Materarbeit: Anodic conversion of cyanobacterial biomass into a growth substrate for Mars in situ resource utilization

Anodic

Establishing a long-term human presence on Mars will require the ability to produce materials from on-site resources. The alternative, sending materials from Earth, is unrealistic given the high launch costs and risks associated with long-distance resupplies. In general, there are no substantial sources of organic carbon or fixed nitrogen on Mars. This is an impediment to the application of bioprocesses as several industrially-relevant organisms are not capable of fixing carbon dioxide and/or nitrogen. As such, cyanobacteria have been proposed as primary producers to feed these bioprocesses since they can grow solely on Martian resources. Utilizing this cyanobacterial biomass as a feedstock requires a pre-processing step as the “raw” material is not easily metabolized. Microbial electrochemical systems (MES) may be the solution: an anodic compartment could serve as a platform to process cyanobacterial biomass into a suitable growth substrate for microorganisms and plants. The goal of this project is to develop the cyanobacterial-processing anode.

 

Research questions:

  1. What microbial communities are best to colonize the anode and oxidize the cyanobacterial biomass?
  2. How does the microbial community functionalize the cyanobacterial biomass? What are the products of interest to feed different types of bioprocesses on Mars?
  3. For a selected microbial community: What are the best culture parameters? For example:
    1. Biomass pre-treatment options;
    2. Voltage applied;
    3. Anode material;
    4. Temperature;
    5. Organic loading rate;

The general approach for this work will be the cultivation of pre-selected microorganisms in H-cells with a cyanobacterial biomass medium. This is followed by an analysis with qPCR, HPLC, fluorescence microscopy and electrochemical techniques.

Learning goals :

  1. Planning and execution of a research project;
  2. Cultivation techniques for a variety of different microorganisms (e.g. thermo- and mesophilic; aerobic and anaerobic);
  3. Set-up and operation of microbial electrochemical systems;
  4. Interpretation of the data from the analytics cited above;
  5. Communication of scientific work both in oral and written forms.

 

In collaboration with:

Laboratory of Applied Space Microbiology from the Center Of Applied Space Technology And Microgravity (ZARM), University of Bremen

Beginning from:

January 2023

Language:     

English

Period of time:

6 months

References:

 Verseux, C. et al. Sustainable life support on Mars - The potential roles of cyanobacteria.
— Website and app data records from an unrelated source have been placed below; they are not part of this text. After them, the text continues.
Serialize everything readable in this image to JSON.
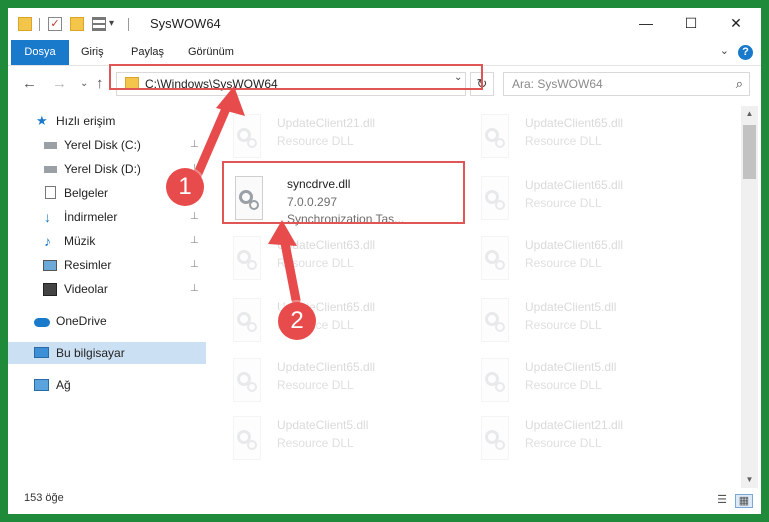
{
  "window": {
    "title": "SysWOW64",
    "controls": {
      "minimize": "—",
      "maximize": "☐",
      "close": "✕"
    }
  },
  "ribbon": {
    "tabs": [
      "Dosya",
      "Giriş",
      "Paylaş",
      "Görünüm"
    ],
    "help": "?",
    "collapse": "⌄"
  },
  "navigation": {
    "back": "←",
    "forward": "→",
    "recent": "⌄",
    "up": "↑",
    "address": "C:\\Windows\\SysWOW64",
    "address_dropdown": "⌄",
    "refresh": "↻",
    "search_placeholder": "Ara: SysWOW64",
    "search_icon": "⌕"
  },
  "sidebar": {
    "items": [
      {
        "label": "Hızlı erişim",
        "icon": "star-icon"
      },
      {
        "label": "Yerel Disk (C:)",
        "icon": "drive-icon",
        "pinned": true
      },
      {
        "label": "Yerel Disk (D:)",
        "icon": "drive-icon",
        "pinned": true
      },
      {
        "label": "Belgeler",
        "icon": "documents-icon",
        "pinned": true
      },
      {
        "label": "İndirmeler",
        "icon": "download-icon",
        "pinned": true
      },
      {
        "label": "Müzik",
        "icon": "music-icon",
        "pinned": true
      },
      {
        "label": "Resimler",
        "icon": "pictures-icon",
        "pinned": true
      },
      {
        "label": "Videolar",
        "icon": "videos-icon",
        "pinned": true
      },
      {
        "label": "OneDrive",
        "icon": "cloud-icon"
      },
      {
        "label": "Bu bilgisayar",
        "icon": "computer-icon",
        "selected": true
      },
      {
        "label": "Ağ",
        "icon": "network-icon"
      }
    ],
    "pin_glyph": "⊥"
  },
  "files": {
    "highlighted": {
      "name": "syncdrve.dll",
      "version": "7.0.0.297",
      "description": "Synchronization Tas..."
    },
    "faded_type": "Resource DLL",
    "left_column": [
      "UpdateClient21.dll",
      "UpdateClient63.dll",
      "UpdateClient65.dll",
      "UpdateClient65.dll",
      "UpdateClient5.dll"
    ],
    "right_column": [
      "UpdateClient65.dll",
      "UpdateClient65.dll",
      "UpdateClient65.dll",
      "UpdateClient5.dll",
      "UpdateClient5.dll",
      "UpdateClient21.dll"
    ]
  },
  "status": {
    "count": "153 öğe"
  },
  "annotations": {
    "step1": "1",
    "step2": "2"
  },
  "colors": {
    "accent": "#1979ca",
    "highlight": "#e05555",
    "badge": "#e84b4b",
    "desktop": "#1e8a3a"
  }
}
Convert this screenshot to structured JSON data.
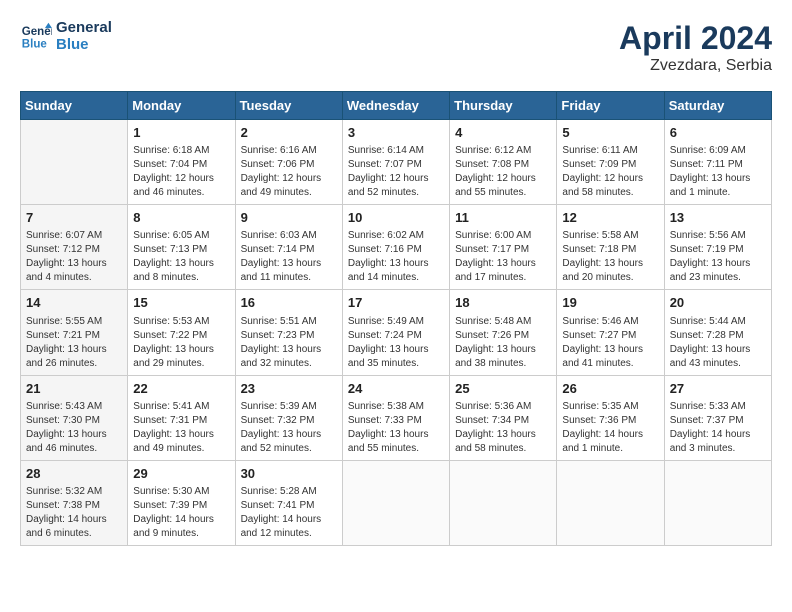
{
  "header": {
    "logo_line1": "General",
    "logo_line2": "Blue",
    "month": "April 2024",
    "location": "Zvezdara, Serbia"
  },
  "weekdays": [
    "Sunday",
    "Monday",
    "Tuesday",
    "Wednesday",
    "Thursday",
    "Friday",
    "Saturday"
  ],
  "weeks": [
    [
      {
        "day": "",
        "info": ""
      },
      {
        "day": "1",
        "info": "Sunrise: 6:18 AM\nSunset: 7:04 PM\nDaylight: 12 hours\nand 46 minutes."
      },
      {
        "day": "2",
        "info": "Sunrise: 6:16 AM\nSunset: 7:06 PM\nDaylight: 12 hours\nand 49 minutes."
      },
      {
        "day": "3",
        "info": "Sunrise: 6:14 AM\nSunset: 7:07 PM\nDaylight: 12 hours\nand 52 minutes."
      },
      {
        "day": "4",
        "info": "Sunrise: 6:12 AM\nSunset: 7:08 PM\nDaylight: 12 hours\nand 55 minutes."
      },
      {
        "day": "5",
        "info": "Sunrise: 6:11 AM\nSunset: 7:09 PM\nDaylight: 12 hours\nand 58 minutes."
      },
      {
        "day": "6",
        "info": "Sunrise: 6:09 AM\nSunset: 7:11 PM\nDaylight: 13 hours\nand 1 minute."
      }
    ],
    [
      {
        "day": "7",
        "info": "Sunrise: 6:07 AM\nSunset: 7:12 PM\nDaylight: 13 hours\nand 4 minutes."
      },
      {
        "day": "8",
        "info": "Sunrise: 6:05 AM\nSunset: 7:13 PM\nDaylight: 13 hours\nand 8 minutes."
      },
      {
        "day": "9",
        "info": "Sunrise: 6:03 AM\nSunset: 7:14 PM\nDaylight: 13 hours\nand 11 minutes."
      },
      {
        "day": "10",
        "info": "Sunrise: 6:02 AM\nSunset: 7:16 PM\nDaylight: 13 hours\nand 14 minutes."
      },
      {
        "day": "11",
        "info": "Sunrise: 6:00 AM\nSunset: 7:17 PM\nDaylight: 13 hours\nand 17 minutes."
      },
      {
        "day": "12",
        "info": "Sunrise: 5:58 AM\nSunset: 7:18 PM\nDaylight: 13 hours\nand 20 minutes."
      },
      {
        "day": "13",
        "info": "Sunrise: 5:56 AM\nSunset: 7:19 PM\nDaylight: 13 hours\nand 23 minutes."
      }
    ],
    [
      {
        "day": "14",
        "info": "Sunrise: 5:55 AM\nSunset: 7:21 PM\nDaylight: 13 hours\nand 26 minutes."
      },
      {
        "day": "15",
        "info": "Sunrise: 5:53 AM\nSunset: 7:22 PM\nDaylight: 13 hours\nand 29 minutes."
      },
      {
        "day": "16",
        "info": "Sunrise: 5:51 AM\nSunset: 7:23 PM\nDaylight: 13 hours\nand 32 minutes."
      },
      {
        "day": "17",
        "info": "Sunrise: 5:49 AM\nSunset: 7:24 PM\nDaylight: 13 hours\nand 35 minutes."
      },
      {
        "day": "18",
        "info": "Sunrise: 5:48 AM\nSunset: 7:26 PM\nDaylight: 13 hours\nand 38 minutes."
      },
      {
        "day": "19",
        "info": "Sunrise: 5:46 AM\nSunset: 7:27 PM\nDaylight: 13 hours\nand 41 minutes."
      },
      {
        "day": "20",
        "info": "Sunrise: 5:44 AM\nSunset: 7:28 PM\nDaylight: 13 hours\nand 43 minutes."
      }
    ],
    [
      {
        "day": "21",
        "info": "Sunrise: 5:43 AM\nSunset: 7:30 PM\nDaylight: 13 hours\nand 46 minutes."
      },
      {
        "day": "22",
        "info": "Sunrise: 5:41 AM\nSunset: 7:31 PM\nDaylight: 13 hours\nand 49 minutes."
      },
      {
        "day": "23",
        "info": "Sunrise: 5:39 AM\nSunset: 7:32 PM\nDaylight: 13 hours\nand 52 minutes."
      },
      {
        "day": "24",
        "info": "Sunrise: 5:38 AM\nSunset: 7:33 PM\nDaylight: 13 hours\nand 55 minutes."
      },
      {
        "day": "25",
        "info": "Sunrise: 5:36 AM\nSunset: 7:34 PM\nDaylight: 13 hours\nand 58 minutes."
      },
      {
        "day": "26",
        "info": "Sunrise: 5:35 AM\nSunset: 7:36 PM\nDaylight: 14 hours\nand 1 minute."
      },
      {
        "day": "27",
        "info": "Sunrise: 5:33 AM\nSunset: 7:37 PM\nDaylight: 14 hours\nand 3 minutes."
      }
    ],
    [
      {
        "day": "28",
        "info": "Sunrise: 5:32 AM\nSunset: 7:38 PM\nDaylight: 14 hours\nand 6 minutes."
      },
      {
        "day": "29",
        "info": "Sunrise: 5:30 AM\nSunset: 7:39 PM\nDaylight: 14 hours\nand 9 minutes."
      },
      {
        "day": "30",
        "info": "Sunrise: 5:28 AM\nSunset: 7:41 PM\nDaylight: 14 hours\nand 12 minutes."
      },
      {
        "day": "",
        "info": ""
      },
      {
        "day": "",
        "info": ""
      },
      {
        "day": "",
        "info": ""
      },
      {
        "day": "",
        "info": ""
      }
    ]
  ]
}
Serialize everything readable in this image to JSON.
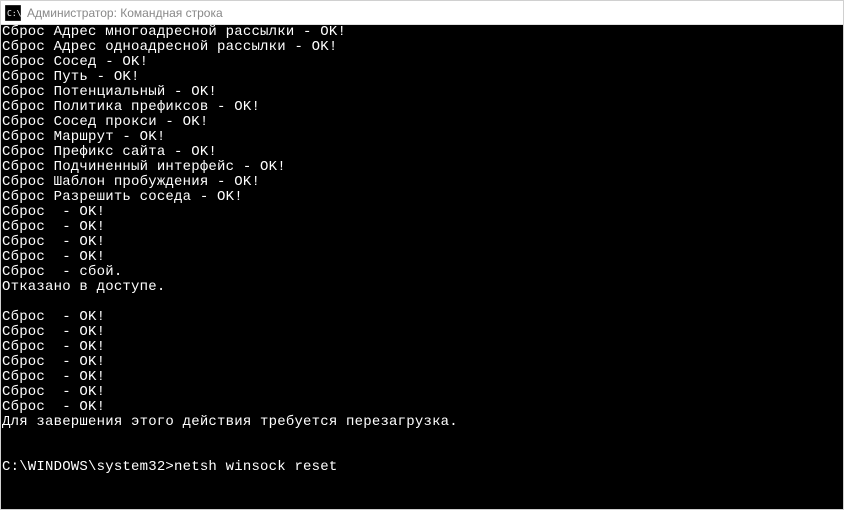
{
  "window": {
    "title": "Администратор: Командная строка"
  },
  "terminal": {
    "lines": [
      "Сброс Адрес многоадресной рассылки - OK!",
      "Сброс Адрес одноадресной рассылки - OK!",
      "Сброс Сосед - OK!",
      "Сброс Путь - OK!",
      "Сброс Потенциальный - OK!",
      "Сброс Политика префиксов - OK!",
      "Сброс Сосед прокси - OK!",
      "Сброс Маршрут - OK!",
      "Сброс Префикс сайта - OK!",
      "Сброс Подчиненный интерфейс - OK!",
      "Сброс Шаблон пробуждения - OK!",
      "Сброс Разрешить соседа - OK!",
      "Сброс  - OK!",
      "Сброс  - OK!",
      "Сброс  - OK!",
      "Сброс  - OK!",
      "Сброс  - сбой.",
      "Отказано в доступе.",
      "",
      "Сброс  - OK!",
      "Сброс  - OK!",
      "Сброс  - OK!",
      "Сброс  - OK!",
      "Сброс  - OK!",
      "Сброс  - OK!",
      "Сброс  - OK!",
      "Для завершения этого действия требуется перезагрузка.",
      "",
      ""
    ],
    "prompt": "C:\\WINDOWS\\system32>",
    "command": "netsh winsock reset"
  }
}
Int. J. Astrobiol. 15, 65–92 (2016).

Ndayisenga, F., Yu, Z., Yu, Y., Lay, C. H. & Zhou, D. Bioelectricity generation using microalgal biomass as electron donor in a bio-anode microbial fuel cell. Bioresour. Technol. 270, 286–293 (2018).

Contact: 

M. Sc. Tiago Ramalho (tramalhoprotect me ?!uni-bremenprotect me ?!.de)